══ Records supplied ══

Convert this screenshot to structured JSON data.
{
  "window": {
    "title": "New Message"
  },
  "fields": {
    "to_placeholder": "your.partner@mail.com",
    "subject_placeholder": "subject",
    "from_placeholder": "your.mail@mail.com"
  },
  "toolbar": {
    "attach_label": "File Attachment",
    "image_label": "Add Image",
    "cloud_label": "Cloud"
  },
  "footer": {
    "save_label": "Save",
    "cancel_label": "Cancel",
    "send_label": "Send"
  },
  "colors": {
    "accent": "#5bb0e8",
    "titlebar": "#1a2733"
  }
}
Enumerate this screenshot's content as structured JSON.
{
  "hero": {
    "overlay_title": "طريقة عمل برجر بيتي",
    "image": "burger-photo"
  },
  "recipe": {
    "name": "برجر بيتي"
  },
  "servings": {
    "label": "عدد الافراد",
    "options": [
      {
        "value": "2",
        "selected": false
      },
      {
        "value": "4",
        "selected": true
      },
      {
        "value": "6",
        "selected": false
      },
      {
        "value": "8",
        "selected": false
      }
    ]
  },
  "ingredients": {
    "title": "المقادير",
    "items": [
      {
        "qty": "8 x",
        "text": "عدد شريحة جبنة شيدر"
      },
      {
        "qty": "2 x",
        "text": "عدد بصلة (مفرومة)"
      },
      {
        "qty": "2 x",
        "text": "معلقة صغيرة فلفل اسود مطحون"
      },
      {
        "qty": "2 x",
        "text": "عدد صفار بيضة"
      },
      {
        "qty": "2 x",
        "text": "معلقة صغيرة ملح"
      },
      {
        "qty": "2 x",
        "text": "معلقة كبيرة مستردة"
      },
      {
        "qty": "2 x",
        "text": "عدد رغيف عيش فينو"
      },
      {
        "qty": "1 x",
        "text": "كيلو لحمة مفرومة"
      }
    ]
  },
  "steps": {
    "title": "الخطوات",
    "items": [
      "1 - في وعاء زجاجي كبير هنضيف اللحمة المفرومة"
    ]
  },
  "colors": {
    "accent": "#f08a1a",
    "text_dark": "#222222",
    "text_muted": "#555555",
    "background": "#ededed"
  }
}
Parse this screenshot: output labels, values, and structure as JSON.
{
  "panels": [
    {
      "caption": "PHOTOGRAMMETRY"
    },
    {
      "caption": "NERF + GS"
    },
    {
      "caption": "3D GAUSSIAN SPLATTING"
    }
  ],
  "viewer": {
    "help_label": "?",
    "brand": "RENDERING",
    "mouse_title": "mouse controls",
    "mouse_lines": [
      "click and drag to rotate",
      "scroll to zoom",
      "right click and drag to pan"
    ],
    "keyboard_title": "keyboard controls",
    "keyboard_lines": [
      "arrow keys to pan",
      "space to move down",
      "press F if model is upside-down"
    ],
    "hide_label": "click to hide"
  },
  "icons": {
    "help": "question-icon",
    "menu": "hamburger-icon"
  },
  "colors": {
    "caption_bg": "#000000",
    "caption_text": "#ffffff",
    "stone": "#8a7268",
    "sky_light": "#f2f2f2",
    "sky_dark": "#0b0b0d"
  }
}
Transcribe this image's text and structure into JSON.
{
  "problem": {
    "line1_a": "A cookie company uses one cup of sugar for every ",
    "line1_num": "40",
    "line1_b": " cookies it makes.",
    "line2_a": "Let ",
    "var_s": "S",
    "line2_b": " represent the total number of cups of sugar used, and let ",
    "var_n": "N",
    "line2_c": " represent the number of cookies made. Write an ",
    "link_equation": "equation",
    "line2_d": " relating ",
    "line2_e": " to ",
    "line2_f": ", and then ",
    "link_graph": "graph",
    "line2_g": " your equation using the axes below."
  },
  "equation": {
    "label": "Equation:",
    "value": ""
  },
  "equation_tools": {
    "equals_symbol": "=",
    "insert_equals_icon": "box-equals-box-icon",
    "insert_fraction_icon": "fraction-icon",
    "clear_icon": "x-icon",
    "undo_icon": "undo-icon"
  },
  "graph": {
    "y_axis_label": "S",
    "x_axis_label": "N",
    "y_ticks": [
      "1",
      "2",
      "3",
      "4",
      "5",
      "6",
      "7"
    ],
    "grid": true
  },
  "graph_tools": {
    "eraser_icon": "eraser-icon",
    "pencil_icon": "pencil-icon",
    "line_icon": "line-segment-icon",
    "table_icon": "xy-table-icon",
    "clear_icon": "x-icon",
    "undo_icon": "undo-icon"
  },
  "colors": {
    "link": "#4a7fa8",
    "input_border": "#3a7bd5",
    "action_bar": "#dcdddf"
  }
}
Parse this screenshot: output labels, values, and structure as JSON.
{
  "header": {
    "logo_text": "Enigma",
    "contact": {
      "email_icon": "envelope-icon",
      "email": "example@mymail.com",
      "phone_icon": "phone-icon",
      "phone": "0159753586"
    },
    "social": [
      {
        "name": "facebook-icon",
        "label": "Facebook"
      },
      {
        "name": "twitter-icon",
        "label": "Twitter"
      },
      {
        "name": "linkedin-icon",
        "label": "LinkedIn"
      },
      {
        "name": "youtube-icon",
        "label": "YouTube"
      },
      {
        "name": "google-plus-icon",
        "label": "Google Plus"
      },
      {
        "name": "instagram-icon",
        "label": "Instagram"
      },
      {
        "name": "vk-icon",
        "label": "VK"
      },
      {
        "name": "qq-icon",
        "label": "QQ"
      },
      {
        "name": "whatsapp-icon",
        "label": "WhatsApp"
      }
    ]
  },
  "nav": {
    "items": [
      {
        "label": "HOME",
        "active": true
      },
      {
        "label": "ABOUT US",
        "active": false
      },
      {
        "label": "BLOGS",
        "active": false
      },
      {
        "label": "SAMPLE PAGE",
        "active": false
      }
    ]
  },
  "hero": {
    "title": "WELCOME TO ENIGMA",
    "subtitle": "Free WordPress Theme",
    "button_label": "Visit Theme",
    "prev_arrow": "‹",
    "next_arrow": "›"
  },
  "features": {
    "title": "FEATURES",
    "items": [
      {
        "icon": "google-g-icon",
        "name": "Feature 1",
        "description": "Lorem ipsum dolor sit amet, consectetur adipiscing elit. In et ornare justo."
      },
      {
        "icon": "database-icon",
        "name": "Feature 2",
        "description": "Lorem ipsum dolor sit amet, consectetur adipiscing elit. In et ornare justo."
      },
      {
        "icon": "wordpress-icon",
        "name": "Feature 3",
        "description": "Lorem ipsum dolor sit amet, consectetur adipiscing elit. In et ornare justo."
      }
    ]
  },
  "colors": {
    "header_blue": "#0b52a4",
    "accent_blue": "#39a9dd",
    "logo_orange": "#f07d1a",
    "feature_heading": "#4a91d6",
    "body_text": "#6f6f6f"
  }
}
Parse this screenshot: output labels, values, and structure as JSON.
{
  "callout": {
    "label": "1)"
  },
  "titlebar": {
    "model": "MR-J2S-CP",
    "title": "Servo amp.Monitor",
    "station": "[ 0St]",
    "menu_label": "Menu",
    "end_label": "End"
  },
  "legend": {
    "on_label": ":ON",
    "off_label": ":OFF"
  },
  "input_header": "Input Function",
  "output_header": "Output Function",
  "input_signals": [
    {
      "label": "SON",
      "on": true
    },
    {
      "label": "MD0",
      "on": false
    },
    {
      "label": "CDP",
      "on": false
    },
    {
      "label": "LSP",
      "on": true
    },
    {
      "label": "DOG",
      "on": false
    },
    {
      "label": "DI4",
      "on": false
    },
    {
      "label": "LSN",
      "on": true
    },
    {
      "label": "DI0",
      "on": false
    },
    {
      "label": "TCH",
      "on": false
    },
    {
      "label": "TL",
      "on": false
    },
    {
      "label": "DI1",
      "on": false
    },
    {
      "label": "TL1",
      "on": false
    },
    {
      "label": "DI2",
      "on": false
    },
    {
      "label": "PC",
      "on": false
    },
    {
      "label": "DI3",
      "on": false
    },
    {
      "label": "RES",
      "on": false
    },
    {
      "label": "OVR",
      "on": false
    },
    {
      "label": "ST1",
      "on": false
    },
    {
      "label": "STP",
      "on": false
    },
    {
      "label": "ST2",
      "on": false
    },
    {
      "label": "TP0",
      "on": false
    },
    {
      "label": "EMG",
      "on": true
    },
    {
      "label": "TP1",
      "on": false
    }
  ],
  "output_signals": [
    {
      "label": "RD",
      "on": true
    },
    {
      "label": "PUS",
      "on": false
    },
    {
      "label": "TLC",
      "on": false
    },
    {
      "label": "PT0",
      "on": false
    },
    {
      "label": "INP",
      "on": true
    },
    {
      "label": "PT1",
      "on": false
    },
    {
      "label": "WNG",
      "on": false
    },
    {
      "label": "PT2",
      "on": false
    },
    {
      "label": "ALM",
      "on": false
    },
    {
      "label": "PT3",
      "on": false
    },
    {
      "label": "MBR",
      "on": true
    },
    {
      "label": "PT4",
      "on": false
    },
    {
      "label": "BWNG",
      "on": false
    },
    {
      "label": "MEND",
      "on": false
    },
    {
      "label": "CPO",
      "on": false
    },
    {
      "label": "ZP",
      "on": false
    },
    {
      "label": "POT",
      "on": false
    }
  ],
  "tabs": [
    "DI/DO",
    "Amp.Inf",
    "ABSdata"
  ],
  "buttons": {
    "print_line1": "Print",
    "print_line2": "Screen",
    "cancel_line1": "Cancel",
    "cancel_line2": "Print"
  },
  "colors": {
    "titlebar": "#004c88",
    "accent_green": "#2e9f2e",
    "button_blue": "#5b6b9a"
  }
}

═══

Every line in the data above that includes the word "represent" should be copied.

    "line2_b": " represent the total number of cups of sugar used, and let ",
    "line2_c": " represent the number of cookies made. Write an ",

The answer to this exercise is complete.